  optimizer:models.i.Adam[model[`:parameters][];pykwargs optimArg];
  criterion:models.i.neuralNet[`:BCEWithLogitsLoss][];
  dataX:models.i.numpy[models.i.npArray[data`xtrain]][`:float][];
  dataY:models.i.numpy[models.i.npArray[data`ytrain]][`:float][];
  tensorXY:models.i.tensorData[dataX;dataY];
  modelArgs:`batch_size`shuffle`num_workers!(count first data`xtrain;1b;0);
  dataLoader:models.i.dataLoader[tensorXY;pykwargs modelArgs];
  nEpochs:10|`int$(count[data`xtrain]%1000);
  models.torch.torchFit[model;optimizer;criterion;dataLoader;nEpochs] }

// @kind function
// @category models
// @fileoverview Compile a keras model for binary problems
// @param data {dict} Training and testing data according to keys
//   `xtrn`ytrn`xtst`ytst
// @param seed  {int} Seed used for initializing the same model
// @return {<} Compiled torch models
models.torch.classifier.model:{[data;seed]
  models.torch.torchModel[count first data`xtrain;200] }

// @kind function
// @category models
// @fileoverview Predict test data values using a compiled model
//  for binary problem types
// @param data {dict} Training and testing data according to keys
//   `xtrn`ytrn`xtst`ytst
// @param model {<} Model object being passed through the system (fitted)
// @return {bool} Predicted values for a given model
models.torch.classifier.predict:{[data;model]
  dataX:models.i.numpy[models.i.npArray[data`xtest]][`:float][];
  torchMax:last models.i.torch[`:max][model dataX;1]`;
  (.p.wrap torchMax)[`:detach][][`:numpy][][`:squeeze][]` }

// load required Python modules
models.i.torch      :.p.import[`torch           ]
models.i.npArray    :.p.import[`numpy           ]`:array
models.i.Adam       :.p.import[`torch.optim     ]`:Adam
models.i.numpy      :.p.import[`torch           ]`:from_numpy
models.i.tensorData :.p.import[`torch.utils.data]`:TensorDataset
models.i.dataLoader :.p.import[`torch.utils.data]`:DataLoader
models.i.neuralNet  :.p.import[`torch.nn]
// load in functions from torch.p
models.torch.torchFit:.p.get[`runmodel]
models.torch.torchModel:.p.get[`classifier]

For the fitting and predicting these models through embedPy, it is important that the feature data is a NumPy array.
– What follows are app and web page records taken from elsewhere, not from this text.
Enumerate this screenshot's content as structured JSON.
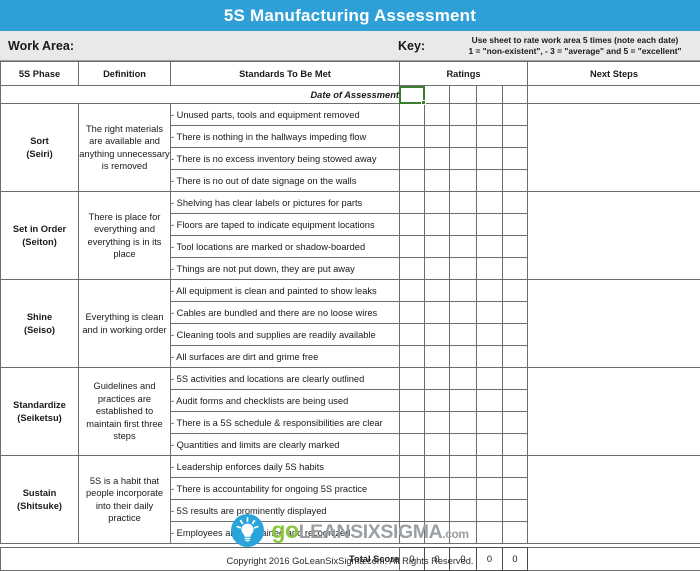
{
  "title": "5S Manufacturing Assessment",
  "work_area": {
    "label": "Work Area:",
    "value": ""
  },
  "key": {
    "label": "Key:",
    "line1": "Use sheet to rate work area 5 times (note each date)",
    "line2": "1 = \"non-existent\", - 3 = \"average\" and 5 = \"excellent\""
  },
  "columns": {
    "phase": "5S Phase",
    "definition": "Definition",
    "standards": "Standards To Be Met",
    "ratings": "Ratings",
    "next_steps": "Next Steps"
  },
  "date_row": {
    "label": "Date of Assessment",
    "values": [
      "",
      "",
      "",
      "",
      ""
    ]
  },
  "sections": [
    {
      "phase_line1": "Sort",
      "phase_line2": "(Seiri)",
      "definition": "The right materials are available and anything unnecessary is removed",
      "standards": [
        "- Unused parts, tools and equipment removed",
        "- There is nothing in the hallways impeding flow",
        "- There is no excess inventory being stowed away",
        "- There is no out of date signage on the walls"
      ],
      "ratings": [
        [
          "",
          "",
          "",
          "",
          ""
        ],
        [
          "",
          "",
          "",
          "",
          ""
        ],
        [
          "",
          "",
          "",
          "",
          ""
        ],
        [
          "",
          "",
          "",
          "",
          ""
        ]
      ],
      "next_steps": ""
    },
    {
      "phase_line1": "Set in Order",
      "phase_line2": "(Seiton)",
      "definition": "There is place for everything and everything is in its place",
      "standards": [
        "- Shelving has clear labels or pictures for parts",
        "- Floors are taped to indicate equipment locations",
        "- Tool locations are marked or shadow-boarded",
        "- Things are not put down, they are put away"
      ],
      "ratings": [
        [
          "",
          "",
          "",
          "",
          ""
        ],
        [
          "",
          "",
          "",
          "",
          ""
        ],
        [
          "",
          "",
          "",
          "",
          ""
        ],
        [
          "",
          "",
          "",
          "",
          ""
        ]
      ],
      "next_steps": ""
    },
    {
      "phase_line1": "Shine",
      "phase_line2": "(Seiso)",
      "definition": "Everything is clean and in working order",
      "standards": [
        "- All equipment is clean and painted to show leaks",
        "- Cables are bundled and there are no loose wires",
        "- Cleaning tools and supplies are readily available",
        "- All surfaces are dirt and grime free"
      ],
      "ratings": [
        [
          "",
          "",
          "",
          "",
          ""
        ],
        [
          "",
          "",
          "",
          "",
          ""
        ],
        [
          "",
          "",
          "",
          "",
          ""
        ],
        [
          "",
          "",
          "",
          "",
          ""
        ]
      ],
      "next_steps": ""
    },
    {
      "phase_line1": "Standardize",
      "phase_line2": "(Seiketsu)",
      "definition": "Guidelines and practices are established to maintain first three steps",
      "standards": [
        "- 5S activities and locations are clearly outlined",
        "- Audit forms and checklists are being used",
        "- There is a 5S schedule & responsibilities are clear",
        "- Quantities and limits are clearly marked"
      ],
      "ratings": [
        [
          "",
          "",
          "",
          "",
          ""
        ],
        [
          "",
          "",
          "",
          "",
          ""
        ],
        [
          "",
          "",
          "",
          "",
          ""
        ],
        [
          "",
          "",
          "",
          "",
          ""
        ]
      ],
      "next_steps": ""
    },
    {
      "phase_line1": "Sustain",
      "phase_line2": "(Shitsuke)",
      "definition": "5S is a habit that people incorporate into their daily practice",
      "standards": [
        "- Leadership enforces daily 5S habits",
        "- There is accountability for ongoing 5S practice",
        "- 5S results are prominently displayed",
        "- Employees are 5S-trained and recognized"
      ],
      "ratings": [
        [
          "",
          "",
          "",
          "",
          ""
        ],
        [
          "",
          "",
          "",
          "",
          ""
        ],
        [
          "",
          "",
          "",
          "",
          ""
        ],
        [
          "",
          "",
          "",
          "",
          ""
        ]
      ],
      "next_steps": ""
    }
  ],
  "total_score": {
    "label": "Total Score",
    "values": [
      "0",
      "0",
      "0",
      "0",
      "0"
    ]
  },
  "footer": {
    "logo_go": "go",
    "logo_lean": "LEANSIXSIGMA",
    "logo_com": ".com",
    "copyright": "Copyright 2016 GoLeanSixSigma.com. All Rights Reserved."
  },
  "colors": {
    "title_blue": "#2fa0d7",
    "header_green": "#7cb04f",
    "workarea_gray": "#e9e9e9",
    "logo_blue": "#2ba4dc",
    "logo_green": "#8cc63f",
    "logo_gray": "#9aa0a4",
    "selection_green": "#3a7d2c"
  }
}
Omission of this conversion can cause issues. As seen above within keras.q this is done through applying models.i.npArray to the data.
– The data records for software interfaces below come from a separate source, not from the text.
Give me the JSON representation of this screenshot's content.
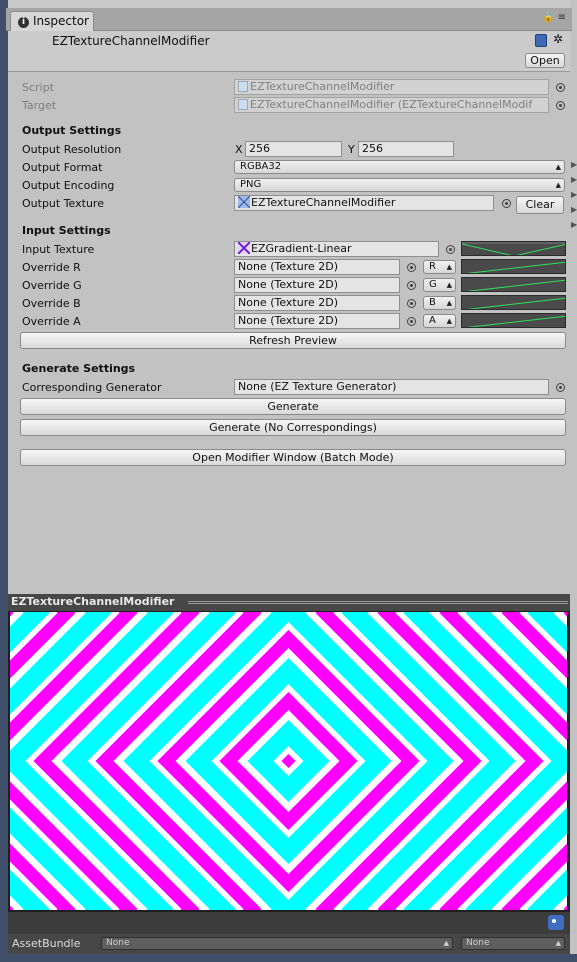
{
  "inspector_tab": {
    "label": "Inspector"
  },
  "header": {
    "title": "EZTextureChannelModifier",
    "open_label": "Open"
  },
  "script_row": {
    "label": "Script",
    "value": "EZTextureChannelModifier"
  },
  "target_row": {
    "label": "Target",
    "value": "EZTextureChannelModifier (EZTextureChannelModif"
  },
  "output_settings": {
    "title": "Output Settings",
    "resolution": {
      "label": "Output Resolution",
      "x_label": "X",
      "x_value": "256",
      "y_label": "Y",
      "y_value": "256"
    },
    "format": {
      "label": "Output Format",
      "value": "RGBA32"
    },
    "encoding": {
      "label": "Output Encoding",
      "value": "PNG"
    },
    "texture": {
      "label": "Output Texture",
      "value": "EZTextureChannelModifier",
      "clear_label": "Clear"
    }
  },
  "input_settings": {
    "title": "Input Settings",
    "input_texture": {
      "label": "Input Texture",
      "value": "EZGradient-Linear"
    },
    "overrides": [
      {
        "label": "Override R",
        "value": "None (Texture 2D)",
        "channel": "R"
      },
      {
        "label": "Override G",
        "value": "None (Texture 2D)",
        "channel": "G"
      },
      {
        "label": "Override B",
        "value": "None (Texture 2D)",
        "channel": "B"
      },
      {
        "label": "Override A",
        "value": "None (Texture 2D)",
        "channel": "A"
      }
    ],
    "refresh_label": "Refresh Preview"
  },
  "generate_settings": {
    "title": "Generate Settings",
    "generator": {
      "label": "Corresponding Generator",
      "value": "None (EZ Texture Generator)"
    },
    "generate_label": "Generate",
    "generate_no_corr_label": "Generate (No Correspondings)",
    "open_window_label": "Open Modifier Window (Batch Mode)"
  },
  "preview": {
    "title": "EZTextureChannelModifier",
    "colors": {
      "cyan": "#00ffff",
      "magenta": "#ff00ff",
      "white": "#ffffff"
    }
  },
  "asset_bundle": {
    "label": "AssetBundle",
    "name_value": "None",
    "variant_value": "None"
  }
}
Consistency and reproducibility

To ensure the behavior of the system is consistent with the framework, it is vital to follow the above instructions, particularly ensuring that models take the defined parameters as arguments and return an appropriate result. This is particularly important when defining the model, as an explicit result is required from the model.
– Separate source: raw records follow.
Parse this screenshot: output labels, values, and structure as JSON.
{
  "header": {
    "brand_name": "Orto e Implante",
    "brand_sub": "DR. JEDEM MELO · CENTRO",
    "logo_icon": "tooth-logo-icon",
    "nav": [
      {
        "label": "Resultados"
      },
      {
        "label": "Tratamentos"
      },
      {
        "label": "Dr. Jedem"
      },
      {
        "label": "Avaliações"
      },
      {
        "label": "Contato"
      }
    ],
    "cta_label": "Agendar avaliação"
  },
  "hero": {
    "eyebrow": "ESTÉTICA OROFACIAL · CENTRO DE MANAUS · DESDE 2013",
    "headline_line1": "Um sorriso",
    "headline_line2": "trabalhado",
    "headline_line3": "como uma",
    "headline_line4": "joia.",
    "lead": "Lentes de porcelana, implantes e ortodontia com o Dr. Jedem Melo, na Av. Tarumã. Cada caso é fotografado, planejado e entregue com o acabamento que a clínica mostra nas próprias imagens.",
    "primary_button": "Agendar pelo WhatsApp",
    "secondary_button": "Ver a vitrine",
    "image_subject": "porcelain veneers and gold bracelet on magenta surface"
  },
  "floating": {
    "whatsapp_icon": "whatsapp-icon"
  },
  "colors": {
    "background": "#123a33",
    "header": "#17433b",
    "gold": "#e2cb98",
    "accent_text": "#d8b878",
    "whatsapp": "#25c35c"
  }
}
Seeding of these models is not guaranteed unless you define calls to functions such as numpy.random.seed to ensure it.

Step 4 Define a function .automl.models.[library].fitScore in the .q file. It is used applying cross validation during the runModels processing stage of the pipeline. In this phase, the model is fitted to the training data and the predictions made on the testing data returned. Arguments and results must be consistent with this example.

// @kind function
// @category models
// @fileoverview Fit model on training data and score using test data
// @param data  {dict} Training and testing data according to keys
//   `xtrn`ytrn`xtst`ytst
// @param seed  {int} Seed used for initializing the same model
// @param mname {sym} Name of the model being applied
// @return {int;float;bool} Predicted values for a model applied to data
models.torch.fitScore:{[data;seed;mname]
  dataDict:\`xtrain\`ytrain\`xtest\`ytest!raze data;
  model:get[".automl.models.torch.",string[mname],".model"][dataDict;seed];
  model:get[".automl.models.torch.",string[mname],".fit"][dataDict;model];
  get[".automl.models.torch.",string[mname],".predict"][dataDict;model] }

Step 5 Go to models.json and include the model under the problem type classification or regression.

Example for the classification section:

"ClassTorch":{
  "library":"torch",
  "module":"classifier",
  "seed":true,
  "type":"multi",
  "apply":true
}

In the schema above, the values of the library and module dictionary keys define the prefix of the naming convention of the models.torch.classifier.{model/fit/predict} functions retrieved from torch.q.

The key of the dictionary ClassTorch is used for display and model saving.


Model implementations at KxSystems/automl: Keras, Torch, Theano